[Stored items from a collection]
────────────────
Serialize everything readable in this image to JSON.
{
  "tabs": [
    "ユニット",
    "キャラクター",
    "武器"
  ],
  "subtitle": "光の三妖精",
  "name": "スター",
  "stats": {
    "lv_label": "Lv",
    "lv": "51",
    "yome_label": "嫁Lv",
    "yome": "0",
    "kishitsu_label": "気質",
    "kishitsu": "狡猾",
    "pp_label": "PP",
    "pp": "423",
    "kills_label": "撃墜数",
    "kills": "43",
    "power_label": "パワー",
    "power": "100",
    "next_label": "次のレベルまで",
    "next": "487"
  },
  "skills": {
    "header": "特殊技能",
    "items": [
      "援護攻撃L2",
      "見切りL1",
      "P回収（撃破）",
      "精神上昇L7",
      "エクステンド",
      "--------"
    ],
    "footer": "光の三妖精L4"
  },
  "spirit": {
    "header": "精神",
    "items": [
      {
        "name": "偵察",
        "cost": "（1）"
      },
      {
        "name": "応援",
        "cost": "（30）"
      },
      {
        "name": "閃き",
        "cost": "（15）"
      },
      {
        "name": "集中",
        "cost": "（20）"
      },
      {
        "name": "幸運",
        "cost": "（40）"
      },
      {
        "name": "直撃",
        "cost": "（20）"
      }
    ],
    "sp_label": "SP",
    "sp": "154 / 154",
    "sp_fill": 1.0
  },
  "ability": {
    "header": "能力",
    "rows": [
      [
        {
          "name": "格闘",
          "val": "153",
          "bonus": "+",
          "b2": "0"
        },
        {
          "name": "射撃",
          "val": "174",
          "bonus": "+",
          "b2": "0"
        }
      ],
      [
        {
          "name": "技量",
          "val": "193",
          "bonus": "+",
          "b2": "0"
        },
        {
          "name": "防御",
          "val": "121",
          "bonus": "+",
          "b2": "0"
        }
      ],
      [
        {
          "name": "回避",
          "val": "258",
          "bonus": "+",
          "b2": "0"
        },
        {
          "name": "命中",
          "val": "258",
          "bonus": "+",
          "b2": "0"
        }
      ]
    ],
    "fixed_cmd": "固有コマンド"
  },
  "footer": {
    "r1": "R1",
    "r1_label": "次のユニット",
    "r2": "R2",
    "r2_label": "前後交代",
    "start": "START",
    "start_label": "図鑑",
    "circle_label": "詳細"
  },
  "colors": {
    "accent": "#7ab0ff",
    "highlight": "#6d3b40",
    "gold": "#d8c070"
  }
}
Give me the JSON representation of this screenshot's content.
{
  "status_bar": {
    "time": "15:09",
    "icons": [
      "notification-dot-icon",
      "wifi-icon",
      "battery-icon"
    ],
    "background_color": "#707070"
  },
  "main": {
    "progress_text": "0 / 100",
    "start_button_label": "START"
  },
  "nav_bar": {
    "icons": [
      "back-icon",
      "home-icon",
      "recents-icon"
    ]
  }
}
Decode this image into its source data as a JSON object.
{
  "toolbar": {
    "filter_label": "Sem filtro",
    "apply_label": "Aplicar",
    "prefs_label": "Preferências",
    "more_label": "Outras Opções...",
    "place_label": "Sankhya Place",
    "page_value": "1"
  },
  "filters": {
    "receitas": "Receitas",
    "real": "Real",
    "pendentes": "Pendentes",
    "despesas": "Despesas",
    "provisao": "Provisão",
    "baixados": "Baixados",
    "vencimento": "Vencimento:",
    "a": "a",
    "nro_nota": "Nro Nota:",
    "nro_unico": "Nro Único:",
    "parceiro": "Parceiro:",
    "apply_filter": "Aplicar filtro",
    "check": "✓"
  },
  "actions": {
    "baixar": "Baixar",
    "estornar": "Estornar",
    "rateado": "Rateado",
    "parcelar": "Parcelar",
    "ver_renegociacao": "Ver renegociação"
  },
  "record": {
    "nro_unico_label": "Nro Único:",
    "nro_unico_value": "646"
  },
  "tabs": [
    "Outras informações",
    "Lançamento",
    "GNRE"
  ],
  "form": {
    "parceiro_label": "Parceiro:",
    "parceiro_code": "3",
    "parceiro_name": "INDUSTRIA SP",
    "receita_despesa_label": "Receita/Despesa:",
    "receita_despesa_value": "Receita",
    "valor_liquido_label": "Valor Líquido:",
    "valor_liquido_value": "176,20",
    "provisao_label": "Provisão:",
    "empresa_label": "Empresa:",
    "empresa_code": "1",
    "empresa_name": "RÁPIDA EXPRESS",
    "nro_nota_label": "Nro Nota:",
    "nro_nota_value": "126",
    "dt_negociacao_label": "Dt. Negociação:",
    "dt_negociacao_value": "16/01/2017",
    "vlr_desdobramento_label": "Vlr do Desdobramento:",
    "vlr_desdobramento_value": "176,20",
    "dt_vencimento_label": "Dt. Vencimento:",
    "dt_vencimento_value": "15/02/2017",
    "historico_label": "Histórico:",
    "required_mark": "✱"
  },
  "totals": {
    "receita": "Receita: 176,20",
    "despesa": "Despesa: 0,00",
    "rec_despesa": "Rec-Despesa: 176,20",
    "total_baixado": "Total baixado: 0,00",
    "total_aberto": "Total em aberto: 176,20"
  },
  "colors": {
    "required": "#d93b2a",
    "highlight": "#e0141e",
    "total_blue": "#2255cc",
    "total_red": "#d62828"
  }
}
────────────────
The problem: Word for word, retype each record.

Final answer:
Serialize everything readable in this image to JSON.
{
  "tabs": [
    "ユニット",
    "キャラクター",
    "武器"
  ],
  "subtitle": "光の三妖精",
  "name": "スター",
  "stats": {
    "lv_label": "Lv",
    "lv": "51",
    "yome_label": "嫁Lv",
    "yome": "0",
    "kishitsu_label": "気質",
    "kishitsu": "狡猾",
    "pp_label": "PP",
    "pp": "423",
    "kills_label": "撃墜数",
    "kills": "43",
    "power_label": "パワー",
    "power": "100",
    "next_label": "次のレベルまで",
    "next": "487"
  },
  "skills": {
    "header": "特殊技能",
    "items": [
      "援護攻撃L2",
      "見切りL1",
      "P回収（撃破）",
      "精神上昇L7",
      "エクステンド",
      "--------"
    ],
    "footer": "光の三妖精L4"
  },
  "spirit": {
    "header": "精神",
    "items": [
      {
        "name": "偵察",
        "cost": "（1）"
      },
      {
        "name": "応援",
        "cost": "（30）"
      },
      {
        "name": "閃き",
        "cost": "（15）"
      },
      {
        "name": "集中",
        "cost": "（20）"
      },
      {
        "name": "幸運",
        "cost": "（40）"
      },
      {
        "name": "直撃",
        "cost": "（20）"
      }
    ],
    "sp_label": "SP",
    "sp": "154 / 154",
    "sp_fill": 1.0
  },
  "ability": {
    "header": "能力",
    "rows": [
      [
        {
          "name": "格闘",
          "val": "153",
          "bonus": "+",
          "b2": "0"
        },
        {
          "name": "射撃",
          "val": "174",
          "bonus": "+",
          "b2": "0"
        }
      ],
      [
        {
          "name": "技量",
          "val": "193",
          "bonus": "+",
          "b2": "0"
        },
        {
          "name": "防御",
          "val": "121",
          "bonus": "+",
          "b2": "0"
        }
      ],
      [
        {
          "name": "回避",
          "val": "258",
          "bonus": "+",
          "b2": "0"
        },
        {
          "name": "命中",
          "val": "258",
          "bonus": "+",
          "b2": "0"
        }
      ]
    ],
    "fixed_cmd": "固有コマンド"
  },
  "footer": {
    "r1": "R1",
    "r1_label": "次のユニット",
    "r2": "R2",
    "r2_label": "前後交代",
    "start": "START",
    "start_label": "図鑑",
    "circle_label": "詳細"
  },
  "colors": {
    "accent": "#7ab0ff",
    "highlight": "#6d3b40",
    "gold": "#d8c070"
  }
}
Give me the JSON representation of this screenshot's content.
{
  "status_bar": {
    "time": "15:09",
    "icons": [
      "notification-dot-icon",
      "wifi-icon",
      "battery-icon"
    ],
    "background_color": "#707070"
  },
  "main": {
    "progress_text": "0 / 100",
    "start_button_label": "START"
  },
  "nav_bar": {
    "icons": [
      "back-icon",
      "home-icon",
      "recents-icon"
    ]
  }
}
Decode this image into its source data as a JSON object.
{
  "toolbar": {
    "filter_label": "Sem filtro",
    "apply_label": "Aplicar",
    "prefs_label": "Preferências",
    "more_label": "Outras Opções...",
    "place_label": "Sankhya Place",
    "page_value": "1"
  },
  "filters": {
    "receitas": "Receitas",
    "real": "Real",
    "pendentes": "Pendentes",
    "despesas": "Despesas",
    "provisao": "Provisão",
    "baixados": "Baixados",
    "vencimento": "Vencimento:",
    "a": "a",
    "nro_nota": "Nro Nota:",
    "nro_unico": "Nro Único:",
    "parceiro": "Parceiro:",
    "apply_filter": "Aplicar filtro",
    "check": "✓"
  },
  "actions": {
    "baixar": "Baixar",
    "estornar": "Estornar",
    "rateado": "Rateado",
    "parcelar": "Parcelar",
    "ver_renegociacao": "Ver renegociação"
  },
  "record": {
    "nro_unico_label": "Nro Único:",
    "nro_unico_value": "646"
  },
  "tabs": [
    "Outras informações",
    "Lançamento",
    "GNRE"
  ],
  "form": {
    "parceiro_label": "Parceiro:",
    "parceiro_code": "3",
    "parceiro_name": "INDUSTRIA SP",
    "receita_despesa_label": "Receita/Despesa:",
    "receita_despesa_value": "Receita",
    "valor_liquido_label": "Valor Líquido:",
    "valor_liquido_value": "176,20",
    "provisao_label": "Provisão:",
    "empresa_label": "Empresa:",
    "empresa_code": "1",
    "empresa_name": "RÁPIDA EXPRESS",
    "nro_nota_label": "Nro Nota:",
    "nro_nota_value": "126",
    "dt_negociacao_label": "Dt. Negociação:",
    "dt_negociacao_value": "16/01/2017",
    "vlr_desdobramento_label": "Vlr do Desdobramento:",
    "vlr_desdobramento_value": "176,20",
    "dt_vencimento_label": "Dt. Vencimento:",
    "dt_vencimento_value": "15/02/2017",
    "historico_label": "Histórico:",
    "required_mark": "✱"
  },
  "totals": {
    "receita": "Receita: 176,20",
    "despesa": "Despesa: 0,00",
    "rec_despesa": "Rec-Despesa: 176,20",
    "total_baixado": "Total baixado: 0,00",
    "total_aberto": "Total em aberto: 176,20"
  },
  "colors": {
    "required": "#d93b2a",
    "highlight": "#e0141e",
    "total_blue": "#2255cc",
    "total_red": "#d62828"
  }
}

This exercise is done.